Problem to work on ▸ An exact reproduction of the records is required. Images must be left out.

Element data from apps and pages
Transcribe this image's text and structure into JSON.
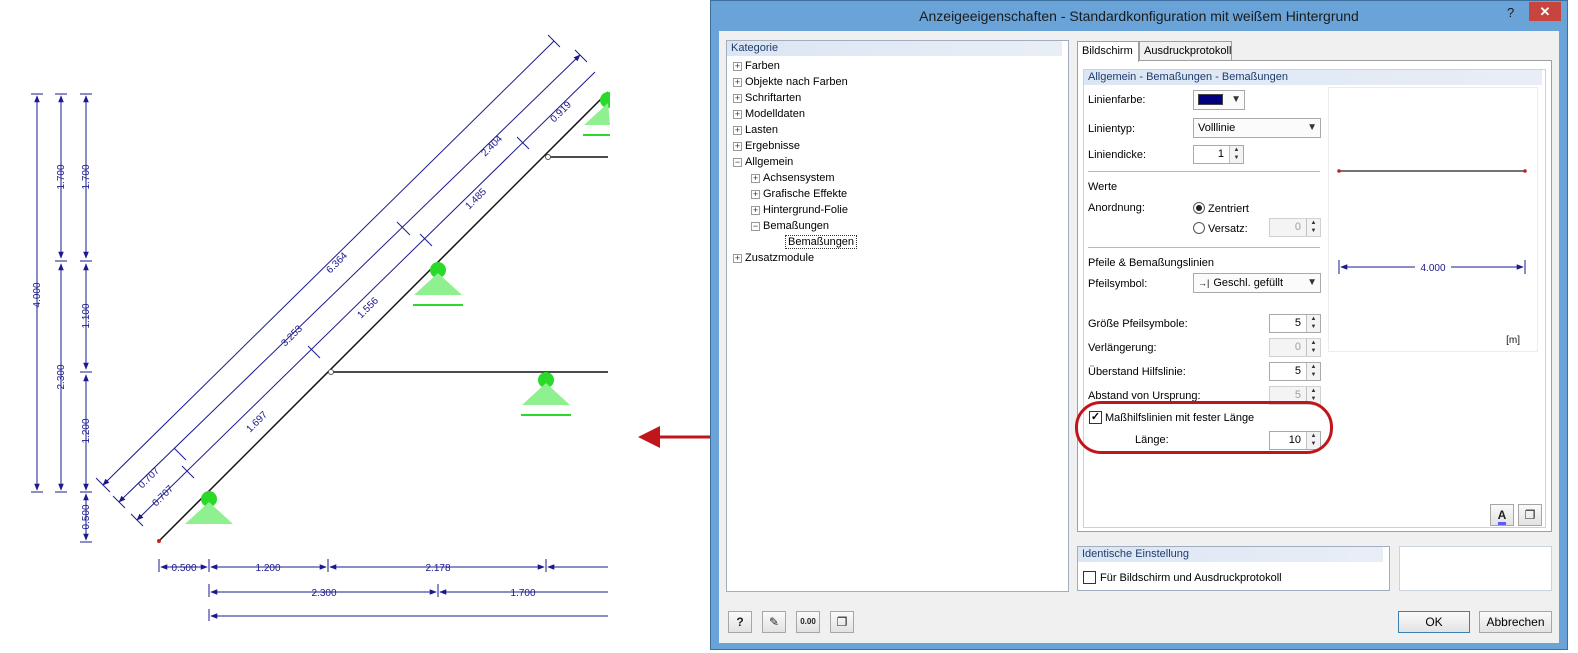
{
  "dialog": {
    "title": "Anzeigeeigenschaften - Standardkonfiguration mit weißem Hintergrund",
    "help_glyph": "?",
    "close_glyph": "✕"
  },
  "kategorie": {
    "header": "Kategorie",
    "items": [
      {
        "label": "Farben",
        "expander": "+"
      },
      {
        "label": "Objekte nach Farben",
        "expander": "+"
      },
      {
        "label": "Schriftarten",
        "expander": "+"
      },
      {
        "label": "Modelldaten",
        "expander": "+"
      },
      {
        "label": "Lasten",
        "expander": "+"
      },
      {
        "label": "Ergebnisse",
        "expander": "+"
      },
      {
        "label": "Allgemein",
        "expander": "−"
      },
      {
        "label": "Achsensystem",
        "expander": "+"
      },
      {
        "label": "Grafische Effekte",
        "expander": "+"
      },
      {
        "label": "Hintergrund-Folie",
        "expander": "+"
      },
      {
        "label": "Bemaßungen",
        "expander": "−"
      },
      {
        "label": "Bemaßungen",
        "expander": ""
      },
      {
        "label": "Zusatzmodule",
        "expander": "+"
      }
    ]
  },
  "tabs": [
    {
      "label": "Bildschirm"
    },
    {
      "label": "Ausdruckprotokoll"
    }
  ],
  "settings": {
    "header": "Allgemein - Bemaßungen - Bemaßungen",
    "linienfarbe_label": "Linienfarbe:",
    "linienfarbe_color": "#000080",
    "linientyp_label": "Linientyp:",
    "linientyp_value": "Volllinie",
    "liniendicke_label": "Liniendicke:",
    "liniendicke_value": "1",
    "werte_label": "Werte",
    "anordnung_label": "Anordnung:",
    "zentriert_label": "Zentriert",
    "versatz_label": "Versatz:",
    "versatz_value": "0",
    "pfeile_label": "Pfeile & Bemaßungslinien",
    "pfeilsymbol_label": "Pfeilsymbol:",
    "pfeilsymbol_glyph": "→|",
    "pfeilsymbol_value": "Geschl. gefüllt",
    "groesse_label": "Größe Pfeilsymbole:",
    "groesse_value": "5",
    "verlaengerung_label": "Verlängerung:",
    "verlaengerung_value": "0",
    "ueberstand_label": "Überstand Hilfslinie:",
    "ueberstand_value": "5",
    "abstand_label": "Abstand von Ursprung:",
    "abstand_value": "5",
    "feste_laenge_label": "Maßhilfslinien mit fester Länge",
    "feste_laenge_checked": "✓",
    "laenge_label": "Länge:",
    "laenge_value": "10",
    "preview_value": "4.000",
    "preview_unit": "[m]",
    "highlight_color": "#c0161b"
  },
  "identisch": {
    "header": "Identische Einstellung",
    "checkbox_label": "Für Bildschirm und Ausdruckprotokoll"
  },
  "buttons": {
    "ok": "OK",
    "cancel": "Abbrechen",
    "units_icon": "0.00"
  },
  "drawing": {
    "dim_color": "#1a1a8c",
    "support_color": "#2bd92b",
    "vertical_dims": [
      "4.000",
      "1.700",
      "2.300",
      "1.700",
      "1.100",
      "1.200",
      "0.500"
    ],
    "horizontal_dims": [
      "0.500",
      "1.200",
      "2.178",
      "2.300",
      "1.700"
    ],
    "inclined_dims": [
      "6.364",
      "2.404",
      "0.919",
      "1.485",
      "3.253",
      "1.556",
      "1.697",
      "0.707",
      "0.707"
    ]
  }
}
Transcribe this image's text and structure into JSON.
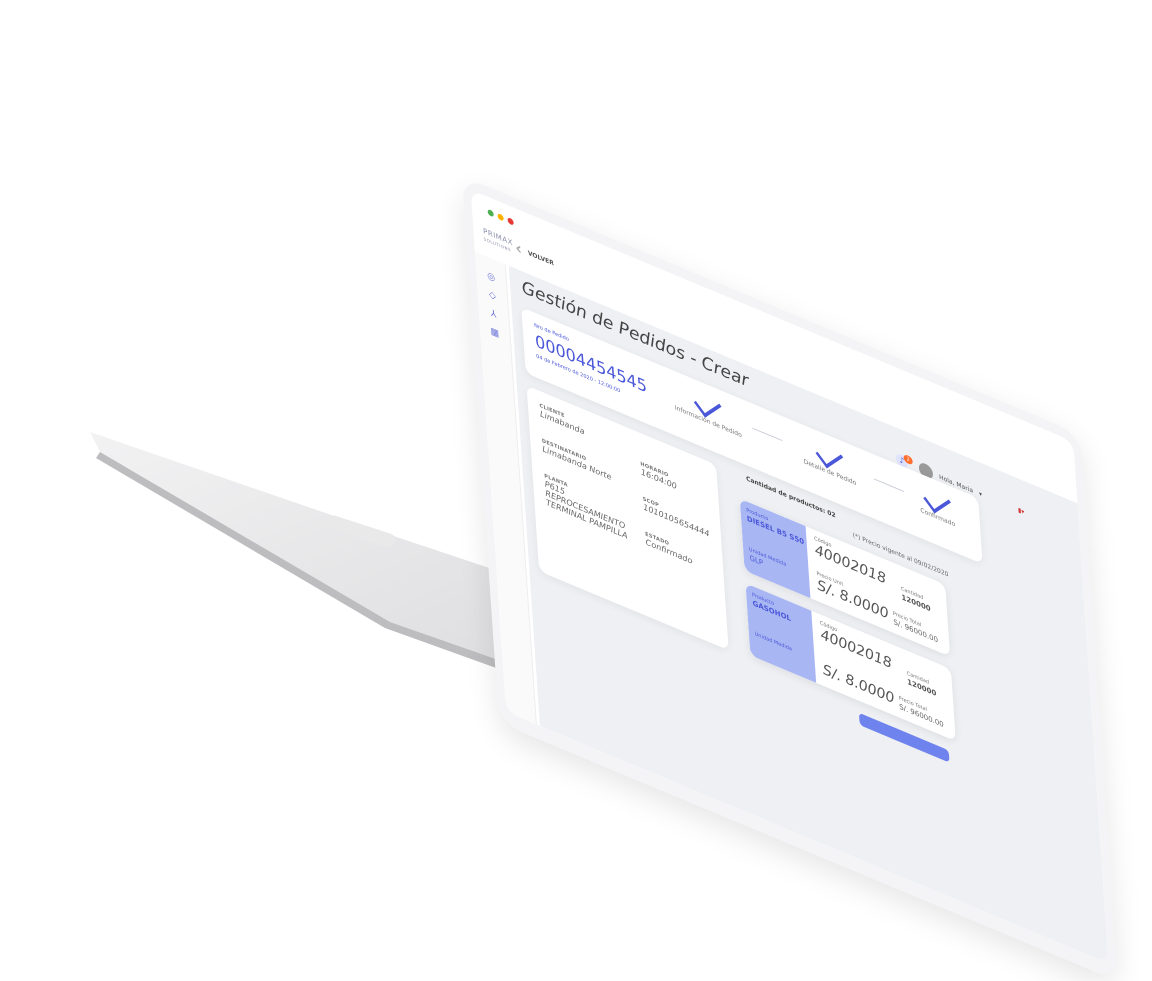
{
  "window": {
    "dots": [
      "#4caf50",
      "#ffb300",
      "#e53935"
    ],
    "brand_line1": "PRIMAX",
    "brand_line2": "SOLUTIONS"
  },
  "nav": {
    "back_label": "VOLVER"
  },
  "page": {
    "title": "Gestión de Pedidos - Crear"
  },
  "header": {
    "greeting": "Hola, Maria",
    "notification_count": "2"
  },
  "order": {
    "label": "Nro de Pedido",
    "number": "00004454545",
    "date": "04 de Febrero de 2020 - 12:00:00"
  },
  "steps": [
    {
      "label": "Información de Pedido"
    },
    {
      "label": "Detalle de Pedido"
    },
    {
      "label": "Confirmado"
    }
  ],
  "details": {
    "cliente_label": "CLIENTE",
    "cliente": "Limabanda",
    "destinatario_label": "DESTINATARIO",
    "destinatario": "Limabanda Norte",
    "planta_label": "PLANTA",
    "planta": "P615 REPROCESAMIENTO TERMINAL PAMPILLA",
    "horario_label": "HORARIO",
    "horario": "16:04:00",
    "scop_label": "SCOP",
    "scop": "1010105654444",
    "estado_label": "ESTADO",
    "estado": "Confirmado"
  },
  "products_section": {
    "count_label": "Cantidad de productos: 02",
    "price_note": "(*) Precio vigente al 09/02/2020"
  },
  "products": [
    {
      "producto_label": "Producto",
      "producto": "DIESEL B5 S50",
      "unidad_label": "Unidad Medida",
      "unidad": "GLP",
      "codigo_label": "Código",
      "codigo": "40002018",
      "cantidad_label": "Cantidad",
      "cantidad": "120000",
      "precio_unit_label": "Precio Unit",
      "precio_unit": "S/. 8.0000",
      "precio_total_label": "Precio Total",
      "precio_total": "S/. 96000.00"
    },
    {
      "producto_label": "Producto",
      "producto": "GASOHOL",
      "unidad_label": "Unidad Medida",
      "unidad": "",
      "codigo_label": "Código",
      "codigo": "40002018",
      "cantidad_label": "Cantidad",
      "cantidad": "120000",
      "precio_unit_label": "",
      "precio_unit": "S/. 8.0000",
      "precio_total_label": "Precio Total",
      "precio_total": "S/. 96000.00"
    }
  ]
}
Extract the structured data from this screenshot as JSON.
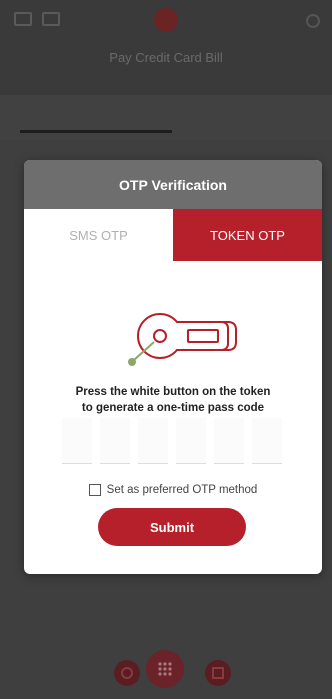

Output below ▸
Transcribe this image's text and structure into JSON.
{
  "dialog": {
    "title": "Anzeigeeigenschaften - Standardkonfiguration mit weißem Hintergrund",
    "help_glyph": "?",
    "close_glyph": "✕"
  },
  "kategorie": {
    "header": "Kategorie",
    "items": [
      {
        "label": "Farben",
        "expander": "+"
      },
      {
        "label": "Objekte nach Farben",
        "expander": "+"
      },
      {
        "label": "Schriftarten",
        "expander": "+"
      },
      {
        "label": "Modelldaten",
        "expander": "+"
      },
      {
        "label": "Lasten",
        "expander": "+"
      },
      {
        "label": "Ergebnisse",
        "expander": "+"
      },
      {
        "label": "Allgemein",
        "expander": "−"
      },
      {
        "label": "Achsensystem",
        "expander": "+"
      },
      {
        "label": "Grafische Effekte",
        "expander": "+"
      },
      {
        "label": "Hintergrund-Folie",
        "expander": "+"
      },
      {
        "label": "Bemaßungen",
        "expander": "−"
      },
      {
        "label": "Bemaßungen",
        "expander": ""
      },
      {
        "label": "Zusatzmodule",
        "expander": "+"
      }
    ]
  },
  "tabs": [
    {
      "label": "Bildschirm"
    },
    {
      "label": "Ausdruckprotokoll"
    }
  ],
  "settings": {
    "header": "Allgemein - Bemaßungen - Bemaßungen",
    "linienfarbe_label": "Linienfarbe:",
    "linienfarbe_color": "#000080",
    "linientyp_label": "Linientyp:",
    "linientyp_value": "Volllinie",
    "liniendicke_label": "Liniendicke:",
    "liniendicke_value": "1",
    "werte_label": "Werte",
    "anordnung_label": "Anordnung:",
    "zentriert_label": "Zentriert",
    "versatz_label": "Versatz:",
    "versatz_value": "0",
    "pfeile_label": "Pfeile & Bemaßungslinien",
    "pfeilsymbol_label": "Pfeilsymbol:",
    "pfeilsymbol_glyph": "→|",
    "pfeilsymbol_value": "Geschl. gefüllt",
    "groesse_label": "Größe Pfeilsymbole:",
    "groesse_value": "5",
    "verlaengerung_label": "Verlängerung:",
    "verlaengerung_value": "0",
    "ueberstand_label": "Überstand Hilfslinie:",
    "ueberstand_value": "5",
    "abstand_label": "Abstand von Ursprung:",
    "abstand_value": "5",
    "feste_laenge_label": "Maßhilfslinien mit fester Länge",
    "feste_laenge_checked": "✓",
    "laenge_label": "Länge:",
    "laenge_value": "10",
    "preview_value": "4.000",
    "preview_unit": "[m]",
    "highlight_color": "#c0161b"
  },
  "identisch": {
    "header": "Identische Einstellung",
    "checkbox_label": "Für Bildschirm und Ausdruckprotokoll"
  },
  "buttons": {
    "ok": "OK",
    "cancel": "Abbrechen",
    "units_icon": "0.00"
  },
  "drawing": {
    "dim_color": "#1a1a8c",
    "support_color": "#2bd92b",
    "vertical_dims": [
      "4.000",
      "1.700",
      "2.300",
      "1.700",
      "1.100",
      "1.200",
      "0.500"
    ],
    "horizontal_dims": [
      "0.500",
      "1.200",
      "2.178",
      "2.300",
      "1.700"
    ],
    "inclined_dims": [
      "6.364",
      "2.404",
      "0.919",
      "1.485",
      "3.253",
      "1.556",
      "1.697",
      "0.707",
      "0.707"
    ]
  }
}
Transcribe this image's text and structure into JSON.
{
  "window": {
    "dots": [
      "#4caf50",
      "#ffb300",
      "#e53935"
    ],
    "brand_line1": "PRIMAX",
    "brand_line2": "SOLUTIONS"
  },
  "nav": {
    "back_label": "VOLVER"
  },
  "page": {
    "title": "Gestión de Pedidos - Crear"
  },
  "header": {
    "greeting": "Hola, Maria",
    "notification_count": "2"
  },
  "order": {
    "label": "Nro de Pedido",
    "number": "00004454545",
    "date": "04 de Febrero de 2020 - 12:00:00"
  },
  "steps": [
    {
      "label": "Información de Pedido"
    },
    {
      "label": "Detalle de Pedido"
    },
    {
      "label": "Confirmado"
    }
  ],
  "details": {
    "cliente_label": "CLIENTE",
    "cliente": "Limabanda",
    "destinatario_label": "DESTINATARIO",
    "destinatario": "Limabanda Norte",
    "planta_label": "PLANTA",
    "planta": "P615 REPROCESAMIENTO TERMINAL PAMPILLA",
    "horario_label": "HORARIO",
    "horario": "16:04:00",
    "scop_label": "SCOP",
    "scop": "1010105654444",
    "estado_label": "ESTADO",
    "estado": "Confirmado"
  },
  "products_section": {
    "count_label": "Cantidad de productos: 02",
    "price_note": "(*) Precio vigente al 09/02/2020"
  },
  "products": [
    {
      "producto_label": "Producto",
      "producto": "DIESEL B5 S50",
      "unidad_label": "Unidad Medida",
      "unidad": "GLP",
      "codigo_label": "Código",
      "codigo": "40002018",
      "cantidad_label": "Cantidad",
      "cantidad": "120000",
      "precio_unit_label": "Precio Unit",
      "precio_unit": "S/. 8.0000",
      "precio_total_label": "Precio Total",
      "precio_total": "S/. 96000.00"
    },
    {
      "producto_label": "Producto",
      "producto": "GASOHOL",
      "unidad_label": "Unidad Medida",
      "unidad": "",
      "codigo_label": "Código",
      "codigo": "40002018",
      "cantidad_label": "Cantidad",
      "cantidad": "120000",
      "precio_unit_label": "",
      "precio_unit": "S/. 8.0000",
      "precio_total_label": "Precio Total",
      "precio_total": "S/. 96000.00"
    }
  ]
}
Extract the structured data from this screenshot as JSON.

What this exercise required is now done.